Originally Posted by ElMondoHummus
They haven't provided any figures or calculations nor said what the software package is for converting their qualitative data (the spectra) to a quantitative one which will then give you actual compounds present. So no they can't just say that the ratio is 3:2 but I'll check when I've got more time to digest the paper because they are clearly looking at proving aluminium powder iron III oxide. TBH if it's unreactive thermite then with the SEM they should be able to pickout individual particles of Aluminium and iron III oxide, instead we see some form of iron oxide and a spectra with Aluminium, Silicon and Oxygen in with distinct crystollographic shapes and they claim the Oxygen is on the surface of the aluminium (how they tell this I don't know).
I was expecting some proper analysis using XRD (x-ray diffraction) because this would then definitely give the compounds present and their amounts and prove once and for all what the chips are actually made of. They keep using EDS and whilst the graphs look pretty and fool those who don't have any experience they simply cannot be used for a quantitative analysis so their claims are pretty poor.
I'm actually interested in Figs 24-27 and Fig 8. On first looking at fig 8 along with the spectra the dark crystals and platelets looks like Kaolin/Kaolinite. Whilst the smaller brighter crystals look a bit like SiO2
but they have EDS data showing predominantly Fe and O in those regions.
Note how in fig 25 they pick up Titanium which will almost certainly be TiO2
which is a whitener and used in paint.
I'm sure that what gives the game away with regard to this material being red paint or potentially an anti-corrosion coating is the fact it's clearly dual layer. Could even be a primer with paint.
Themite is just a mix of fine iron oxide and aluminium powder (and sometimes Sulphur, Potassium Permanganate, Barium Nitrate). It won't form a dual layer because you require the mixture to be as well mixed as possible for it to work, it's effectively homogeneous.
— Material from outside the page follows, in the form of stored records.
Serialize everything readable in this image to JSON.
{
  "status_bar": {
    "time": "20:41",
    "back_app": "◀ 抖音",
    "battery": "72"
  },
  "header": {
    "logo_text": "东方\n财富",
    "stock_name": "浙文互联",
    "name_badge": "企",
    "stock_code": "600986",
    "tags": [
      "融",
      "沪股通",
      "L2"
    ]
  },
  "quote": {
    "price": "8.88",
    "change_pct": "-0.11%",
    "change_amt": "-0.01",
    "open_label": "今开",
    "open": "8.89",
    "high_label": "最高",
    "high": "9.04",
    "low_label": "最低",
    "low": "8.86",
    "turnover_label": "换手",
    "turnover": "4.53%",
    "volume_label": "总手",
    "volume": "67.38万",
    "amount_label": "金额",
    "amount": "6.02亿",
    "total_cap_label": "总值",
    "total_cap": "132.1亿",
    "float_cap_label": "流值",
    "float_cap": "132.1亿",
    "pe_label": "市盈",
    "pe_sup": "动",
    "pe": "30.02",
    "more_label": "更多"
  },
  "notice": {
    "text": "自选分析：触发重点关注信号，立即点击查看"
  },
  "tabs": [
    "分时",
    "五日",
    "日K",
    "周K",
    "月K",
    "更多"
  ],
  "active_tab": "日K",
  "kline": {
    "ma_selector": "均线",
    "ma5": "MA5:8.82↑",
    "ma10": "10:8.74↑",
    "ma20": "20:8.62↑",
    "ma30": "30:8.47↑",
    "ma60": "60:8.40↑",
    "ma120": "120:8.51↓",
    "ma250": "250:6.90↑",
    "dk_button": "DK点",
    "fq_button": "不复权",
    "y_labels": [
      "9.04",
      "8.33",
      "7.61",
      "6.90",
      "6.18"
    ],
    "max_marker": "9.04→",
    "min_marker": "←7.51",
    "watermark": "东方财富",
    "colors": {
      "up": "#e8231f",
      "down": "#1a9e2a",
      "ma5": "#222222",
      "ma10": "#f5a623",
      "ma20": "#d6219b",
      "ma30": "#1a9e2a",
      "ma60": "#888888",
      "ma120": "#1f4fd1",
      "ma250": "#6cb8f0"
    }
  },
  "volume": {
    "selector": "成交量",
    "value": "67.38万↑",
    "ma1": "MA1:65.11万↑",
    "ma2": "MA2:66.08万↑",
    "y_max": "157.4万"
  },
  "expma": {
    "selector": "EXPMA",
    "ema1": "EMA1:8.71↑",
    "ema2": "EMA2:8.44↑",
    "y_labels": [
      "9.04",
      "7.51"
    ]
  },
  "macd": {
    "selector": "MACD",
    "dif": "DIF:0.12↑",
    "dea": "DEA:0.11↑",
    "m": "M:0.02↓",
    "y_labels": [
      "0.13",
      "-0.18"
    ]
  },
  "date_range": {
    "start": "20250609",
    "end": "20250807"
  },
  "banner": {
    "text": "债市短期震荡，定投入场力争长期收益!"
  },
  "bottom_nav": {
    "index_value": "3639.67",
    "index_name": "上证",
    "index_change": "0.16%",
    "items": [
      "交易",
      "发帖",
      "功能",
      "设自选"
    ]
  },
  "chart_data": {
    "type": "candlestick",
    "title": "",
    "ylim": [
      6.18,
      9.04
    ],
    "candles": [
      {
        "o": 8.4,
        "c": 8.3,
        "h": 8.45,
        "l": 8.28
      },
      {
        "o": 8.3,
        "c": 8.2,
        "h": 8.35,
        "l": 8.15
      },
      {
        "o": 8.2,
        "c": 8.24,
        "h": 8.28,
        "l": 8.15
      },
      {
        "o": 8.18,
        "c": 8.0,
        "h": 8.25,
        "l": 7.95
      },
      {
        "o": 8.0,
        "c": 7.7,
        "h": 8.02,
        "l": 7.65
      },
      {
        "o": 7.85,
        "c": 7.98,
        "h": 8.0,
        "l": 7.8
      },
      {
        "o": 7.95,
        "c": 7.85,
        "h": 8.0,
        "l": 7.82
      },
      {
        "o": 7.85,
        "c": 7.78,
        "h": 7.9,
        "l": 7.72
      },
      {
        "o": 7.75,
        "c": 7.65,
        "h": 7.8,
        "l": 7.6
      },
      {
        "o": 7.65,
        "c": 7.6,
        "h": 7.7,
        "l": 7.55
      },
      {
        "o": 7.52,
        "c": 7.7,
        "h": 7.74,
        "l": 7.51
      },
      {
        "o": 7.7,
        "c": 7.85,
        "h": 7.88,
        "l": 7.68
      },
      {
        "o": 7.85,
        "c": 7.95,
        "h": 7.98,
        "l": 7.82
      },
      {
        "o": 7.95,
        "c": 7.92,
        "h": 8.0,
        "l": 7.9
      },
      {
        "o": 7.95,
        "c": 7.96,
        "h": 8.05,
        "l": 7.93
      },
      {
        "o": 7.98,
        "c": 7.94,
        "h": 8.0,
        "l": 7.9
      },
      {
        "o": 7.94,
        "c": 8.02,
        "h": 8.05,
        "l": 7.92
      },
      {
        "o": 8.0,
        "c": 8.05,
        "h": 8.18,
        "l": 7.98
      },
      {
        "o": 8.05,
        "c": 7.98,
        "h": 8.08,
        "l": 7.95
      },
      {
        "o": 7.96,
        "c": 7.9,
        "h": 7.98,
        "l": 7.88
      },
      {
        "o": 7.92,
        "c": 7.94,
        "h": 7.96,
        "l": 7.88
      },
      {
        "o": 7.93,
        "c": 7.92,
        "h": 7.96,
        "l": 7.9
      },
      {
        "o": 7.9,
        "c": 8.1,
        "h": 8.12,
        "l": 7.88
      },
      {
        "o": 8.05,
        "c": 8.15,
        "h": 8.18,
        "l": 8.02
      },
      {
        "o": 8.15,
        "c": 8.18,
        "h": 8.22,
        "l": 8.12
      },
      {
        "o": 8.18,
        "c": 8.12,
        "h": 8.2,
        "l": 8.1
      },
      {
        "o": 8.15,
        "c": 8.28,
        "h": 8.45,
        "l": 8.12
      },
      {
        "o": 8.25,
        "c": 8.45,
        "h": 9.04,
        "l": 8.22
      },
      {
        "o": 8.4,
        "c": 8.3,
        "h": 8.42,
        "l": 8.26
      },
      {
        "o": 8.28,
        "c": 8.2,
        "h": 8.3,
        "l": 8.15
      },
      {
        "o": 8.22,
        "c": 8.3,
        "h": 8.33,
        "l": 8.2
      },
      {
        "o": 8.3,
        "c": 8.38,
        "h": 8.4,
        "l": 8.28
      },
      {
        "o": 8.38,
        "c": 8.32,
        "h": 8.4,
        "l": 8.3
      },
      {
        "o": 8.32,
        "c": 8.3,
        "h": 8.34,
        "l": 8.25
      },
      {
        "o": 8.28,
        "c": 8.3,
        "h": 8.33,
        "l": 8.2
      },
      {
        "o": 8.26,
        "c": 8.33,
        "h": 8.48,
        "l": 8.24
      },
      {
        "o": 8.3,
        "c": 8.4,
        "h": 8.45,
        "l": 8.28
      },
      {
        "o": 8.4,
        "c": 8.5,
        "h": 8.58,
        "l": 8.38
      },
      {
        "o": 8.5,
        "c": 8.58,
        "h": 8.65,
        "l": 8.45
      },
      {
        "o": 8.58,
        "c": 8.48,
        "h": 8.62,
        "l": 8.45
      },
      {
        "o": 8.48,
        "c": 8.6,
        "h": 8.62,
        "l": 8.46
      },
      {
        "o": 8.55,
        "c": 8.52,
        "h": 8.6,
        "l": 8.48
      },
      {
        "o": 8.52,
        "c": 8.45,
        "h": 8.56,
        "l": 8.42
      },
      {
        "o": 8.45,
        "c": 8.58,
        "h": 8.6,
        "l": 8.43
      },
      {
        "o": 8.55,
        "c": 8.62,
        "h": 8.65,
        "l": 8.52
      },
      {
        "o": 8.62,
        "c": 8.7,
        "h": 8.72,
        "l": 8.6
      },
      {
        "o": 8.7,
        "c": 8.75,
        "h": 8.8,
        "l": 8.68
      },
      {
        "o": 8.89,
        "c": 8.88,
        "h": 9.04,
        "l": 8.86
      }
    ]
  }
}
It's late for me now, but I'll go over that paper a bit more closely to actually see what their claims are. You never know they could be right.